[DATA Boundary: Start]
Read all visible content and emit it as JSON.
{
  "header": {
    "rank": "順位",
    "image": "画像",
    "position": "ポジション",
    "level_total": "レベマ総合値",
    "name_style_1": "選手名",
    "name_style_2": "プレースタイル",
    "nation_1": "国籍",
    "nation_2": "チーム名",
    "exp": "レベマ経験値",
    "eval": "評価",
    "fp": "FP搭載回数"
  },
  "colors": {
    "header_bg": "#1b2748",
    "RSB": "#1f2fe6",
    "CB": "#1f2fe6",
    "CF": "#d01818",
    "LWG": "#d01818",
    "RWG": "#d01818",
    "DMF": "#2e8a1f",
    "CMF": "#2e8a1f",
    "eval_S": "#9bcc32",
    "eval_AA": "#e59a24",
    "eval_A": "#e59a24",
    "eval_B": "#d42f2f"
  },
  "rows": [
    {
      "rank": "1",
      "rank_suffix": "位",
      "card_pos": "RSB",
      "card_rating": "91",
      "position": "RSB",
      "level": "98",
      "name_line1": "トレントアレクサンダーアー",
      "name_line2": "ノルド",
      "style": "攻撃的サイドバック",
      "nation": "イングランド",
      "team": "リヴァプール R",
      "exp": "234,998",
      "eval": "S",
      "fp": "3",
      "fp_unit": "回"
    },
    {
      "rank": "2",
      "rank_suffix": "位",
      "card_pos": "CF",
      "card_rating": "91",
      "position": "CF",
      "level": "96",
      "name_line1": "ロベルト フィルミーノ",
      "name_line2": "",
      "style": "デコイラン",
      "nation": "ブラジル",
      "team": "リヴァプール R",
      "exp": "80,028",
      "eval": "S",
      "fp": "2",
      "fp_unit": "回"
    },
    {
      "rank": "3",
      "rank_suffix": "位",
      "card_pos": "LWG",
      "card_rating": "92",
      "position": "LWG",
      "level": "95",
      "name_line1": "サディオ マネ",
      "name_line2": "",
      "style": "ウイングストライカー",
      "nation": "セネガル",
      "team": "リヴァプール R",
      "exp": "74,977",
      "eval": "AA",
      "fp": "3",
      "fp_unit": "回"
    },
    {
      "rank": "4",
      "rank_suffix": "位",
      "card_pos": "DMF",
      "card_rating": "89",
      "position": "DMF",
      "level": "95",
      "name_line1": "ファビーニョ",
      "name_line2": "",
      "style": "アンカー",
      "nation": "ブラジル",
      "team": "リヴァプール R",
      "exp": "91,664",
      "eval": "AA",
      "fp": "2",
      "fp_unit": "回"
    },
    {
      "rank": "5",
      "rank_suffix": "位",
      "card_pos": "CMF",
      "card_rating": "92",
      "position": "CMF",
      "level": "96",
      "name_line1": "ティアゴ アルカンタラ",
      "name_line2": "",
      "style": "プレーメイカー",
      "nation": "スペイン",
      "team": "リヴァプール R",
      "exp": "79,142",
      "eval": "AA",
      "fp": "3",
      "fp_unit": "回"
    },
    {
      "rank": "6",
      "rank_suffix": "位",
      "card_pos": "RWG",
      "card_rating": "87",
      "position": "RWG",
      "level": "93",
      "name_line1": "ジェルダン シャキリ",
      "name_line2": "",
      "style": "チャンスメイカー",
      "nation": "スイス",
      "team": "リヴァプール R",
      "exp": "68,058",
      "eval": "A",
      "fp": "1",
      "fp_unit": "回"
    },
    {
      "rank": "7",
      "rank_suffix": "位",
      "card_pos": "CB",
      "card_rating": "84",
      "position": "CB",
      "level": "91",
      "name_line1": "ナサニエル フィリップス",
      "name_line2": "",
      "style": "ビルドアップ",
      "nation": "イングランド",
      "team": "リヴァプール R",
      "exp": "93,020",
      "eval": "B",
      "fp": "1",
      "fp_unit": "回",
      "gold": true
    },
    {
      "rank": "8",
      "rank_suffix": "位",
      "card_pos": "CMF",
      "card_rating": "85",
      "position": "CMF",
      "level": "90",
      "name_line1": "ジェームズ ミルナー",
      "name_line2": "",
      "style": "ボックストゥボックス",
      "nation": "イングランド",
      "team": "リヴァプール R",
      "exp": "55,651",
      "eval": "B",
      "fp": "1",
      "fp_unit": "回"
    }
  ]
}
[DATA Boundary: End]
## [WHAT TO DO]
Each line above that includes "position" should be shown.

## [TASK SOLUTION]
    "position": "ポジション",
      "position": "RSB",
      "position": "CF",
      "position": "LWG",
      "position": "DMF",
      "position": "CMF",
      "position": "RWG",
      "position": "CB",
      "position": "CMF",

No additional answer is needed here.